We’re back today with the 5th lesson in the Learning to Sew Series and it’s a good one! Now that you’ve mastered setting up your machine, stitching, and sewing seams and hems, we know that you’re ready to tackle today’s lesson: zippers. Zippers can seem intimidating to many beginning sewers, but we’re here today to tell you that they don’t have to be!
In today’s video you will learn how to create a simple zipper plaque. This zipper installation method is perfect for cushions, pillows and a variety of other applications. Let’s get started!
This is just one method for installing zippers and, as Eric mentioned, there are other methods that you can use for different types of projects. If you’d like to learn more about zippers, check out our Sewing Zippers Video Series.
Don’t forget to join us tomorrow for Learning to Sew Part 6: How to Add Piping!
It’s Day 4 of the Learning to Sew Series and we’re back with a great tutorial for you today. Now that you’ve gotten to know your machine, sewn a few stitches, and learned how to seam, we’re ready to move on to a sewing skill you’ll use in almost every project: how to finish the edges.
Raw fabric edges can fray and don’t look very nice on a finished piece. To hide those unsightly edges you can create a hem or add a binding. In today’s video you will learn 3 commonly used methods of hemming as well as how to add binding to the edge using a binding attachment for your sewing machine.
Once you’re feeling comfortable with these hem styles, you can find tutorials for more specific, project-based hem styles in this post on Hem Construction Techniques.
Be sure to stop by tomorrow, as we move on to Part 5 of our Learning to Sew Series: How to Sew a Zipper.
Welcome to Day 3 of the Learning to Sew Series! Yesterday we learned how to sew stitches and today we’re going to use those skills in an application and learn how to sew seams. If you’re just joining the series, you can catch up on Part 1: How to Set Up Your Sewing Machine and Part 2: How to Stitch.

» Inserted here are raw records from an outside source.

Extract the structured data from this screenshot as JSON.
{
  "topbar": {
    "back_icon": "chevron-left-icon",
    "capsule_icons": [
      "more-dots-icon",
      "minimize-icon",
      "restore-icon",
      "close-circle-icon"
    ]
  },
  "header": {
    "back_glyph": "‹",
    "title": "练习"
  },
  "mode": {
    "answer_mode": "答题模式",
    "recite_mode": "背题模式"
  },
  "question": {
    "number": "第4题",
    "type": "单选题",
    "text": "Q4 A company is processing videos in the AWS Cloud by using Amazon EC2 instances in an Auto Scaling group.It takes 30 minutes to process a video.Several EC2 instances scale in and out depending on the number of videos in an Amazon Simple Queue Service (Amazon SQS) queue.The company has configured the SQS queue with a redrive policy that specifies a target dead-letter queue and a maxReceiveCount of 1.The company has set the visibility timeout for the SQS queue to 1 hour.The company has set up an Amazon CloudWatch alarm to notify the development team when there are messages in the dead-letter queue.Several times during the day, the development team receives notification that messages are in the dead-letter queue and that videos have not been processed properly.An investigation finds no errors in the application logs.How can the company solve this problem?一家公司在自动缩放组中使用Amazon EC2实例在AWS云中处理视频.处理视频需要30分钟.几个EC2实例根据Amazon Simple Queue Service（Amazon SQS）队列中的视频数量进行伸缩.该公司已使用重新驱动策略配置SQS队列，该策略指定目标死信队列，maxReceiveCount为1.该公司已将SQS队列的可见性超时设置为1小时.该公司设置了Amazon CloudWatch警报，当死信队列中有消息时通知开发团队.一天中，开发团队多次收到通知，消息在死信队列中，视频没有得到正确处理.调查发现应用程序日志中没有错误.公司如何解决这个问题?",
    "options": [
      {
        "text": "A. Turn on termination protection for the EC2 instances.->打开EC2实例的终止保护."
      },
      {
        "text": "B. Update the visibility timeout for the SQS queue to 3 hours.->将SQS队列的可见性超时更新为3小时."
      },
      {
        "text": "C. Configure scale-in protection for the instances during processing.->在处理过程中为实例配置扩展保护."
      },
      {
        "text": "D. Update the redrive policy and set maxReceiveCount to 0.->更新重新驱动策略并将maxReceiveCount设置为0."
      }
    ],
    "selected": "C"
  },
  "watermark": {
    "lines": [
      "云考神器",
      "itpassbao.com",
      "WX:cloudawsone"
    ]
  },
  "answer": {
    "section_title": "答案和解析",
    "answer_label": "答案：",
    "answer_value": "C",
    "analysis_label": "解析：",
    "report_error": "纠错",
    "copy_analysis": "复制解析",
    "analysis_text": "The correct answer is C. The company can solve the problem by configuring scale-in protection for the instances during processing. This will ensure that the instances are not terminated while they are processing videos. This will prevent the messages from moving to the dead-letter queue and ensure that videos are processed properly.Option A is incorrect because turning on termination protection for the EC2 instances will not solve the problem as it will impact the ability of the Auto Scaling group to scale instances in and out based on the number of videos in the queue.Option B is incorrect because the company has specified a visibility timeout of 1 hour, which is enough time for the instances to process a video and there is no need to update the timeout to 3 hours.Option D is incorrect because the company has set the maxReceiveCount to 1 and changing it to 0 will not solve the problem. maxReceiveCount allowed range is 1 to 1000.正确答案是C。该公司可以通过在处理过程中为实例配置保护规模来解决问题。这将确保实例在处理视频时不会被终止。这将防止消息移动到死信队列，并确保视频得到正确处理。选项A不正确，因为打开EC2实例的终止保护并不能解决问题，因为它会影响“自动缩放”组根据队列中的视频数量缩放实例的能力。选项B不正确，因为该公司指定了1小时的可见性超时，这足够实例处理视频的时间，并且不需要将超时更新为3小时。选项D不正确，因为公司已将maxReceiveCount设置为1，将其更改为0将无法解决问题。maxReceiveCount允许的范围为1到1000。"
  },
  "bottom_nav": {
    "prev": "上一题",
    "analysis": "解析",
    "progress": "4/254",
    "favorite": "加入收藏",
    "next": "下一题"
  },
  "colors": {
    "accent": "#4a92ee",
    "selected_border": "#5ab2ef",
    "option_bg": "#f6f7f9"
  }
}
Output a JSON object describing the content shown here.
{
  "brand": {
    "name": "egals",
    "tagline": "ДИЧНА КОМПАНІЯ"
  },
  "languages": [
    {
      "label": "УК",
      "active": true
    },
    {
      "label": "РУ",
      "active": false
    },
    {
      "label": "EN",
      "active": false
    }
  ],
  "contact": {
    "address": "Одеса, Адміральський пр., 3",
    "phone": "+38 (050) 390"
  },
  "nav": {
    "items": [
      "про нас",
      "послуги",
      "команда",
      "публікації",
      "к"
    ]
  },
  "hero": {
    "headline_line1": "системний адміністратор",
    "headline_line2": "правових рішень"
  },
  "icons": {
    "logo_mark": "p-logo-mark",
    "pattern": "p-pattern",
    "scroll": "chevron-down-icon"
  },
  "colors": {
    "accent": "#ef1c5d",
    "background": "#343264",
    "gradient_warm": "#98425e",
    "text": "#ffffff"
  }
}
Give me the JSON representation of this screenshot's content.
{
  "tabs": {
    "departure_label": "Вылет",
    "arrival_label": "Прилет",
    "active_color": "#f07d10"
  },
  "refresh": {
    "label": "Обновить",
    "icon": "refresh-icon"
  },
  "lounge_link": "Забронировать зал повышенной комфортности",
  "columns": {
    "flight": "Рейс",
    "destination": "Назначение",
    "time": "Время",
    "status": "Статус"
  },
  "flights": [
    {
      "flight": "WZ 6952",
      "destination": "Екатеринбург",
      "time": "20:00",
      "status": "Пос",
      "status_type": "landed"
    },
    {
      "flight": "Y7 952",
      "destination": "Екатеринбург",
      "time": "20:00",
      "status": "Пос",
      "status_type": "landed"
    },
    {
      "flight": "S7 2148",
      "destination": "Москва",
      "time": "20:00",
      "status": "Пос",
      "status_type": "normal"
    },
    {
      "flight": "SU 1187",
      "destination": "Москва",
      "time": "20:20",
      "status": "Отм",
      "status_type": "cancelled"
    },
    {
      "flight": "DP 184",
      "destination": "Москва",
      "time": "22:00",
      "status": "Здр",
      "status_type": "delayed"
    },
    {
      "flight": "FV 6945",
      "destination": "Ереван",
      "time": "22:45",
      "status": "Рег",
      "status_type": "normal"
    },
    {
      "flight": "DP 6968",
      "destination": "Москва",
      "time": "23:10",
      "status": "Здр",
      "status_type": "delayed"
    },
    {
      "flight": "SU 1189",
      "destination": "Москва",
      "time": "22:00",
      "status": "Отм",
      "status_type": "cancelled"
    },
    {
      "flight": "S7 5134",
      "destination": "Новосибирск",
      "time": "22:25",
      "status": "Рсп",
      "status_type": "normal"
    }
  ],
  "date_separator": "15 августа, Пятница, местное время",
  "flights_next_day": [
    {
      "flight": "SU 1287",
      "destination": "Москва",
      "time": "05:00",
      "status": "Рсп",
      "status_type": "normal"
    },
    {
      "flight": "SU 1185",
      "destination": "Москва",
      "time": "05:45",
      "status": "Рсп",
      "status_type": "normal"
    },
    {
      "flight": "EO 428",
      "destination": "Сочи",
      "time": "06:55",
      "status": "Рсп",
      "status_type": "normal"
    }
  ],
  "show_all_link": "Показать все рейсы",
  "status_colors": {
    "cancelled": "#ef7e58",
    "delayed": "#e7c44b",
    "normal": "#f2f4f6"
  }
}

Seams are used to join two panels of fabric together. They are most often used for sewing larger projects like covers or awnings. There are several different methods for sewing a seam, and we’re going to cover two of the most popular options: an overlapping seam and a semi-flat felled seam.
If you’d like to learn more about seams, check out our post on the 3 Most Popular Seams for Canvas for more of an in-depth look at seam techniques.
Tomorrow we’ll be back with Part 4: How to Finish an Edge; you won’t want to miss it!